preserve the ET equipment that exists to this day. Of course, a lot has been
lost forever, but the events that saved #12, the 505 caboose,
The combine 15, boxcars, Linville Depot, and the Doe River Gorge
ROW, are really quite a story. Any of these could have been so easily lost.
Thanks, too, to the historians of all sorts who have documented, and continue
to document, the story.
[mailto:ETWNC@groups.io] On Behalf Of Curtis Brookshire via groups.io
Sent: Friday, October 16, 2020 5:42 AM
Subject: [ETWNC] 70 Years Ago...
As we're all aware, 70 years ago today the ET&WNC ran
its last revenue train from Elizabethton to Cranberry and back. This was
probably the best documented freight train - we've seen some nice rolls from
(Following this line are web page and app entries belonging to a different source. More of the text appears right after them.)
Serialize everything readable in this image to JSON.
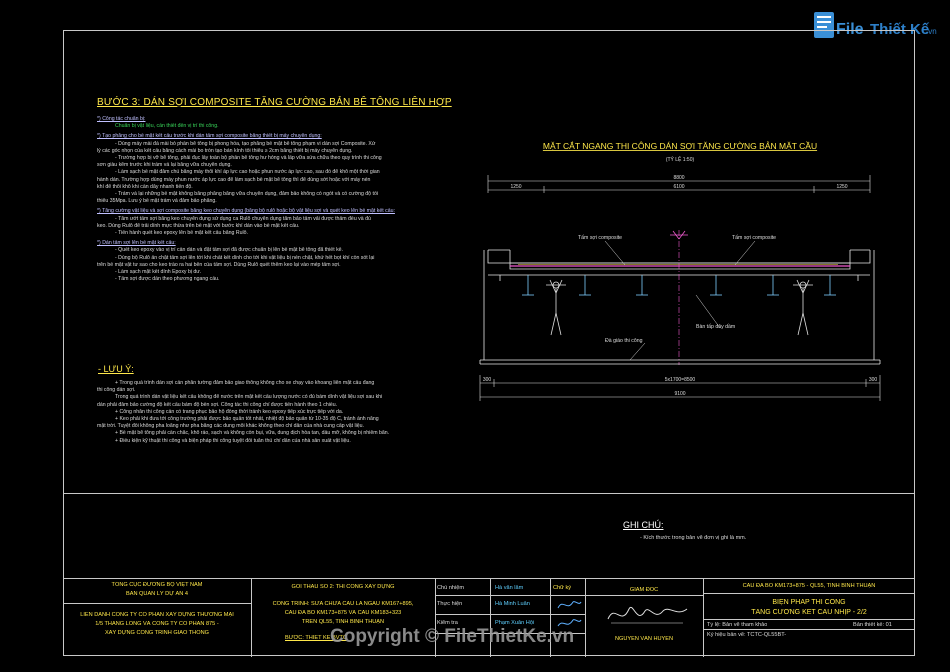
{
  "logo": {
    "text_file": "File",
    "text_main": "Thiết Kế",
    "text_domain": ".vn"
  },
  "watermark": "Copyright © FileThietKe.vn",
  "left_text": {
    "heading": "BƯỚC 3: DÁN SỢI COMPOSITE TĂNG CƯỜNG BẢN BÊ TÔNG LIÊN HỢP",
    "sections": [
      {
        "title": "*) Công tác chuẩn bị:",
        "lines": [
          "Chuẩn bị vật liệu, cần thiết đến vị trí thi công."
        ]
      },
      {
        "title": "*) Tạo phẳng cho bề mặt kết cấu trước khi dán tấm sợi composite bằng thiết bị máy chuyên dụng:",
        "lines": [
          "- Dùng máy mài đá mài bỏ phần bê tông bị phong hóa, tạo phẳng bề mặt bê tông phạm vi dán sợi Composite. Xử",
          "lý các góc nhọn của kết cấu bằng cách mài bo tròn tạo bán kính tối thiểu ≥ 2cm bằng thiết bị máy chuyên dụng.",
          "- Trường hợp bị vỡ bê tông, phải đục lấy toàn bộ phần bê tông hư hỏng và lấp vữa sửa chữa theo quy trình thi công",
          "sơn giàu kẽm trước khi trám vá lại bằng vữa chuyên dụng.",
          "- Làm sạch bề mặt đảm chủ bằng máy thổi khí áp lực cao hoặc phun nước áp lực cao, sau đó để khô một thời gian",
          "hành dán. Trường hợp dùng máy phun nước áp lực cao để làm sạch bề mặt bê tông thì để dùng sớt hoặc với máy nén",
          "khí để thổi khô khi cần dây nhanh tiến độ.",
          "- Trám vá lại những bề mặt không bằng phẳng bằng vữa chuyên dụng, đảm bảo không có ngót và có cường độ tối",
          "thiểu 35Mpa. Lưu ý bề mặt trám vá đảm bảo phẳng."
        ]
      },
      {
        "title": "*) Tăng cường vật liệu và sợi composite bằng keo chuyên dụng (bằng bộ rulô hoặc bộ vật liệu sợi và quét keo lên bề mặt kết cấu:",
        "lines": [
          "- Tăm ướt tấm sợi bằng keo chuyên dụng sử dụng ca Rulô chuyên dụng tẩm bảo tấm vải được thấm đều và đủ",
          "keo. Dùng Rulô để trải dính mực thừa trên bề mặt với bước khí dán vào bề mặt kết cấu.",
          "- Tiến hành quét keo epoxy lên bề mặt kết cấu bằng Rulô."
        ]
      },
      {
        "title": "*) Dán tấm sợi lên bề mặt kết cấu:",
        "lines": [
          "- Quét keo epoxy vào vị trí cần dán và đặt tấm sợi đã được chuẩn bị lên bề mặt bê tông đã thiết kế.",
          "- Dùng bộ Rulô ấn chặt tấm sợi lên tới khi chất kết dính cho tới khi vật liệu bị nén chặt, khử hết bọt khí còn sót lại",
          "trên bề mặt vật tư sao cho keo trào ra hai bên của tấm sợi. Dùng Rulô quét thêm keo lại vào mép tấm sợi.",
          "- Làm sạch mặt kết dính Epoxy bị dư.",
          "- Tấm sợi được dán theo phương ngang cầu."
        ]
      }
    ],
    "note_heading": "- LƯU Ý:",
    "note_lines": [
      "+ Trong quá trình dán sợi cần phân tường đảm bảo giao thông không cho xe chạy vào khoang liên mặt cầu đang",
      "thi công dán sợi.",
      "Trong quá trình dán vật liệu kết cấu không để nước trên mặt kết cấu lượng nước có đủ bám dính vật liệu sợi sau khi",
      "dán phải đảm bảo cường độ kết cấu bám độ bền sợi. Công tác thi công chỉ được tiến hành theo 1 chiều.",
      "+ Công nhân thi công cần có trang phục bảo hộ đồng thời tránh keo epoxy tiếp xúc trực tiếp với da.",
      "+ Keo phải khi đưa tới công trường phải được bảo quản tốt nhất, nhiệt độ bảo quản từ 10-35 độ C, tránh ánh nắng",
      "mặt trời. Tuyệt đối không pha loãng như pha bằng các dung môi khác không theo chỉ dẫn của nhà cung cấp vật liệu.",
      "+ Bề mặt bê tông phải cần chắc, khô ráo, sạch và không còn bụi, vữa, dung dịch hòa tan, dầu mỡ, không bị nhiễm bẩn.",
      "+ Điều kiện kỹ thuật thi công và biện pháp thi công tuyệt đối tuân thủ chỉ dẫn của nhà sản xuất vật liệu."
    ]
  },
  "drawing": {
    "title": "MẶT CẮT NGANG THI CÔNG DÁN SỢI TĂNG CƯỜNG BẢN MẶT CẦU",
    "scale": "(TỶ LỆ 1:50)",
    "dim_total_top": "8800",
    "dim_left": "1250",
    "dim_mid": "6100",
    "dim_right": "1250",
    "dim_bottom_left": "300",
    "dim_bottom_mid": "5x1700=8500",
    "dim_bottom_right": "300",
    "dim_bottom_total": "9100",
    "label_sheet_left": "Tấm sợi composite",
    "label_sheet_right": "Tấm sợi composite",
    "label_support": "Bàn tấp dây dầm",
    "label_scaffold": "Đà giáo thi công"
  },
  "ghi_chu": {
    "title": "GHI CHÚ:",
    "text": "- Kích thước trong bản vẽ đơn vị ghi là mm."
  },
  "title_block": {
    "owner": "TỔNG CỤC ĐƯỜNG BỘ VIỆT NAM",
    "owner2": "BAN QUẢN LÝ DỰ ÁN 4",
    "contractor": "LIÊN DANH CÔNG TY CỔ PHẦN XÂY DỰNG THƯƠNG MẠI",
    "contractor2": "1/5 THĂNG LONG VÀ CÔNG TY CỔ PHẦN 875 -",
    "contractor3": "XÂY DỰNG CÔNG TRÌNH GIAO THÔNG",
    "package": "GÓI THẦU SỐ 2: THI CÔNG XÂY DỰNG",
    "project": "CÔNG TRÌNH: SỬA CHỮA CẦU LA NGÀU KM167+895,",
    "project2": "CẦU ĐA BỐ KM173+875 VÀ CẦU KM183+323",
    "project3": "TRÊN QL55, TỈNH BÌNH THUẬN",
    "stage": "BƯỚC: THIẾT KẾ BVTC",
    "roles": [
      "Chủ nhiệm",
      "Thực hiện",
      "Kiểm tra"
    ],
    "names": [
      "Hà văn lâm",
      "Hà Minh Luân",
      "Phạm Xuân Hội"
    ],
    "sign_header": "Chữ ký",
    "director_header": "GIÁM ĐỐC",
    "director": "NGUYỄN VĂN HUYỀN",
    "bridge": "CẦU ĐA BỐ KM173+875 - QL55, TỈNH BÌNH THUẬN",
    "drawing_title1": "BIỆN PHÁP THI CÔNG",
    "drawing_title2": "TĂNG CƯỜNG KẾT CẤU NHỊP - 2/2",
    "ratio": "Tỷ lệ: Bản vẽ tham khảo",
    "sheet_no": "Bản thiết kế: 01",
    "drawing_no": "Ký hiệu bản vẽ: TCTC-QL55BT-"
  }
}
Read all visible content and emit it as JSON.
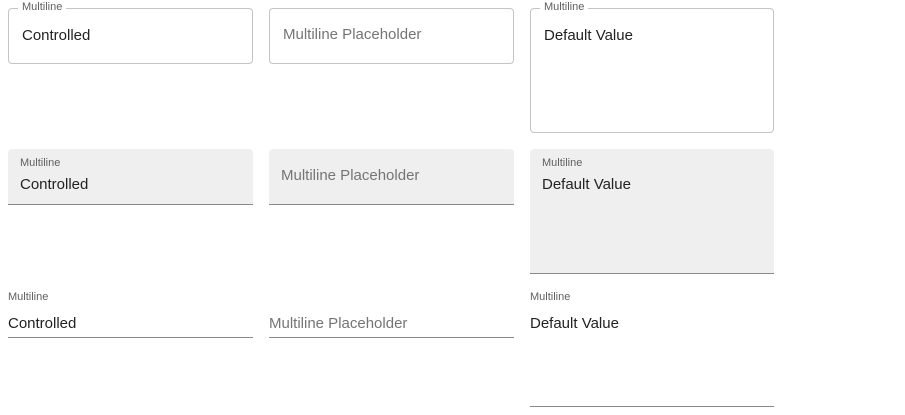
{
  "outlined": {
    "controlled": {
      "label": "Multiline",
      "value": "Controlled"
    },
    "placeholder": {
      "placeholder": "Multiline Placeholder"
    },
    "default": {
      "label": "Multiline",
      "value": "Default Value"
    }
  },
  "filled": {
    "controlled": {
      "label": "Multiline",
      "value": "Controlled"
    },
    "placeholder": {
      "placeholder": "Multiline Placeholder"
    },
    "default": {
      "label": "Multiline",
      "value": "Default Value"
    }
  },
  "standard": {
    "controlled": {
      "label": "Multiline",
      "value": "Controlled"
    },
    "placeholder": {
      "placeholder": "Multiline Placeholder"
    },
    "default": {
      "label": "Multiline",
      "value": "Default Value"
    }
  },
  "colors": {
    "outline_border": "#c4c4c4",
    "filled_background": "#efefef",
    "underline": "#8a8a8a",
    "label_text": "#5f5f5f",
    "placeholder_text": "#757575",
    "value_text": "#222222"
  }
}
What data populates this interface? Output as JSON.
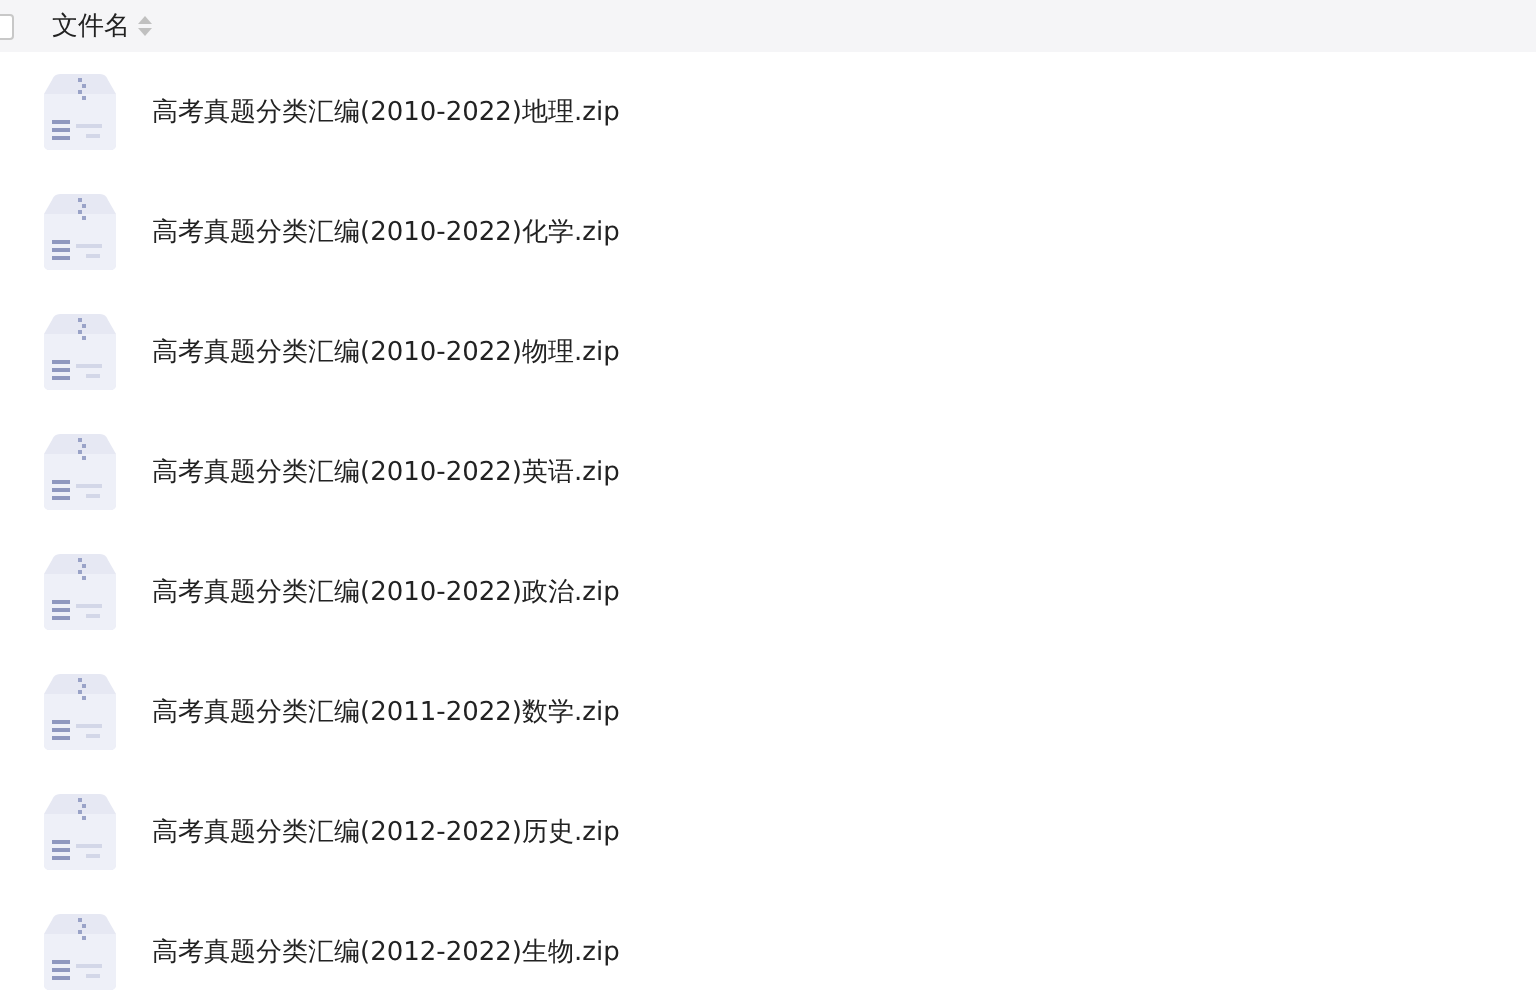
{
  "header": {
    "checkbox": {
      "checked": false
    },
    "column": "文件名"
  },
  "files": [
    {
      "name": "高考真题分类汇编(2010-2022)地理.zip"
    },
    {
      "name": "高考真题分类汇编(2010-2022)化学.zip"
    },
    {
      "name": "高考真题分类汇编(2010-2022)物理.zip"
    },
    {
      "name": "高考真题分类汇编(2010-2022)英语.zip"
    },
    {
      "name": "高考真题分类汇编(2010-2022)政治.zip"
    },
    {
      "name": "高考真题分类汇编(2011-2022)数学.zip"
    },
    {
      "name": "高考真题分类汇编(2012-2022)历史.zip"
    },
    {
      "name": "高考真题分类汇编(2012-2022)生物.zip"
    }
  ]
}
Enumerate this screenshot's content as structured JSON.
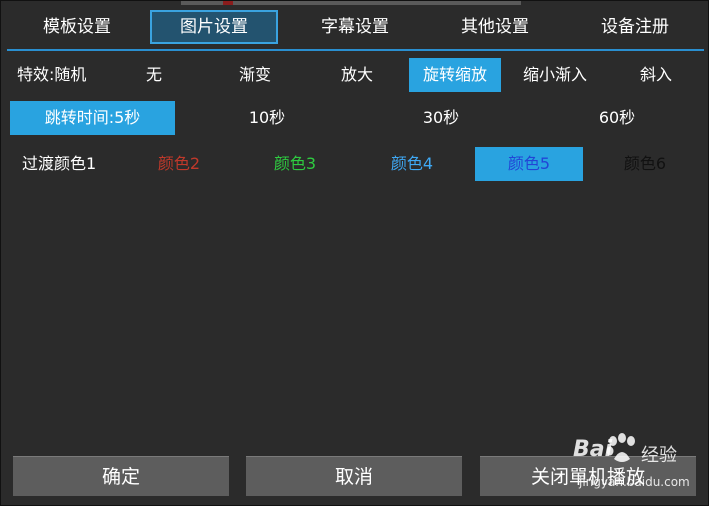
{
  "tabs": [
    {
      "label": "模板设置"
    },
    {
      "label": "图片设置"
    },
    {
      "label": "字幕设置"
    },
    {
      "label": "其他设置"
    },
    {
      "label": "设备注册"
    }
  ],
  "active_tab": 1,
  "effects": {
    "label": "特效:随机",
    "options": [
      "无",
      "渐变",
      "放大",
      "旋转缩放",
      "缩小渐入",
      "斜入"
    ],
    "selected": "旋转缩放"
  },
  "jump_time": {
    "selected_label": "跳转时间:5秒",
    "options": [
      "10秒",
      "30秒",
      "60秒"
    ]
  },
  "transition_color": {
    "label": "过渡颜色1",
    "options": [
      {
        "label": "颜色2",
        "color": "#c0392b"
      },
      {
        "label": "颜色3",
        "color": "#2ecc40"
      },
      {
        "label": "颜色4",
        "color": "#3fa9f5"
      },
      {
        "label": "颜色5",
        "color": "#2145d6"
      },
      {
        "label": "颜色6",
        "color": "#111111"
      }
    ],
    "selected": "颜色5"
  },
  "footer": {
    "confirm": "确定",
    "cancel": "取消",
    "close": "关闭單机播放"
  },
  "watermark": {
    "logo": "Bai",
    "logo_suffix": "经验",
    "url": "jingyan.baidu.com"
  },
  "colors": {
    "accent": "#29a3e0",
    "background": "#2b2b2b",
    "button": "#5d5d5d"
  }
}
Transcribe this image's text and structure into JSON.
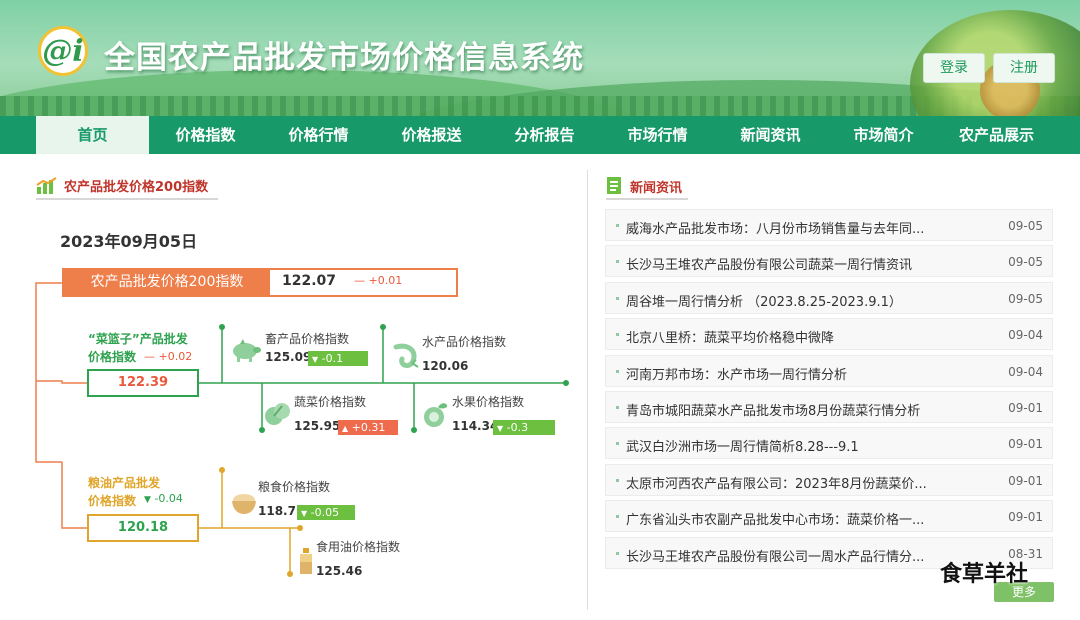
{
  "header": {
    "logo_text": "@i",
    "title": "全国农产品批发市场价格信息系统",
    "login": "登录",
    "register": "注册"
  },
  "nav": [
    "首页",
    "价格指数",
    "价格行情",
    "价格报送",
    "分析报告",
    "市场行情",
    "新闻资讯",
    "市场简介",
    "农产品展示"
  ],
  "nav_active": 0,
  "index_panel": {
    "heading": "农产品批发价格200指数",
    "date": "2023年09月05日",
    "main": {
      "label": "农产品批发价格200指数",
      "value": "122.07",
      "change": "+0.01"
    },
    "basket": {
      "label_line1": "“菜篮子”产品批发",
      "label_line2": "价格指数",
      "change": "+0.02",
      "value": "122.39"
    },
    "grain": {
      "label_line1": "粮油产品批发",
      "label_line2": "价格指数",
      "change": "-0.04",
      "value": "120.18"
    },
    "items": {
      "livestock": {
        "name": "畜产品价格指数",
        "value": "125.09",
        "change": "-0.1",
        "direction": "down",
        "icon": "pig-icon"
      },
      "aquatic": {
        "name": "水产品价格指数",
        "value": "120.06",
        "change": "",
        "direction": "none",
        "icon": "shrimp-icon"
      },
      "vegetable": {
        "name": "蔬菜价格指数",
        "value": "125.95",
        "change": "+0.31",
        "direction": "up",
        "icon": "vegetable-icon"
      },
      "fruit": {
        "name": "水果价格指数",
        "value": "114.34",
        "change": "-0.3",
        "direction": "down",
        "icon": "fruit-icon"
      },
      "grain": {
        "name": "粮食价格指数",
        "value": "118.71",
        "change": "-0.05",
        "direction": "down",
        "icon": "grain-bowl-icon"
      },
      "oil": {
        "name": "食用油价格指数",
        "value": "125.46",
        "change": "",
        "direction": "none",
        "icon": "oil-bottle-icon"
      }
    },
    "colors": {
      "orange": "#ee7f4b",
      "green": "#2fa24f",
      "gold": "#e0a52a",
      "red": "#e85a3b",
      "down_green": "#6cbf3f"
    }
  },
  "news": {
    "heading": "新闻资讯",
    "items": [
      {
        "title": "威海水产品批发市场：八月份市场销售量与去年同...",
        "date": "09-05"
      },
      {
        "title": "长沙马王堆农产品股份有限公司蔬菜一周行情资讯",
        "date": "09-05"
      },
      {
        "title": "周谷堆一周行情分析 （2023.8.25-2023.9.1）",
        "date": "09-05"
      },
      {
        "title": "北京八里桥：蔬菜平均价格稳中微降",
        "date": "09-04"
      },
      {
        "title": "河南万邦市场：水产市场一周行情分析",
        "date": "09-04"
      },
      {
        "title": "青岛市城阳蔬菜水产品批发市场8月份蔬菜行情分析",
        "date": "09-01"
      },
      {
        "title": "武汉白沙洲市场一周行情简析8.28---9.1",
        "date": "09-01"
      },
      {
        "title": "太原市河西农产品有限公司：2023年8月份蔬菜价...",
        "date": "09-01"
      },
      {
        "title": "广东省汕头市农副产品批发中心市场：蔬菜价格一...",
        "date": "09-01"
      },
      {
        "title": "长沙马王堆农产品股份有限公司一周水产品行情分...",
        "date": "08-31"
      }
    ],
    "more": "更多"
  },
  "watermark": "食草羊社"
}
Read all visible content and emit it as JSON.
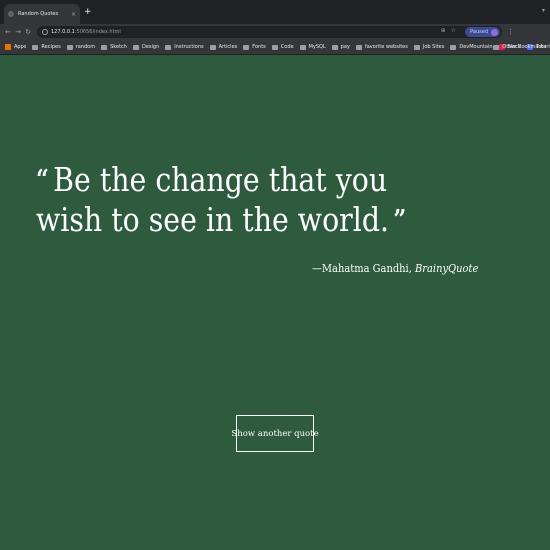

passenger excursions. Jack Alexander, Vince Ryan and John Krause's photos are
all familiar to us. So, what was in that train and where were those cars going?
The following is based on some published stories and some basic railroad
operating philosophies, but has a degree of speculation, so feel free to correct
any errors you might find.
The famous shot of the train climbing State Line Hill shows a couple of
gondolas followed by a string of boxcars. The gondolas were bound for Cranberry
with told for the scrappers. I would assume the cars might have been used to
hold rails being lifted by said scrappers. Some of the boxcars had been sold to
be used as sheds on local farms. Sherman Pippin is said to have bought three of
them. At least one car was a load - wood picked up in Roan Mountain for
Graybeal Lumber - the last narrow gauge revenue load. Any remaining cars would
have been brought back to Elizabethton for scrapping. When a railroad lists a
line as abandoned, they usually run a "funeral train" to bring any
remaining interchange and company cars off the line, as from this point forward
the line would no longer be dispatched and under the control of the salvage
company. I'm also told that at least one of the motorcars was leased by the
scrappers. Without known photos of the scrappers in action, I have no visual
proof. #11 ran at least once more after this date. Standard gauge #204 derailed
its tender in Elizabethton and there is a photo of 11 assisting in re-railing
the tender. 11's front coupler knuckle is missing and the engine is more
heavily weathered than it was on October 16th, so we've concluded this took
place after the last run to Cranberry.
Even though the Narrow Gauge ended service, the spirit of the ET&WNC still
lives through us, our photos, models, museums and of course the DRG and
Pine Level, NC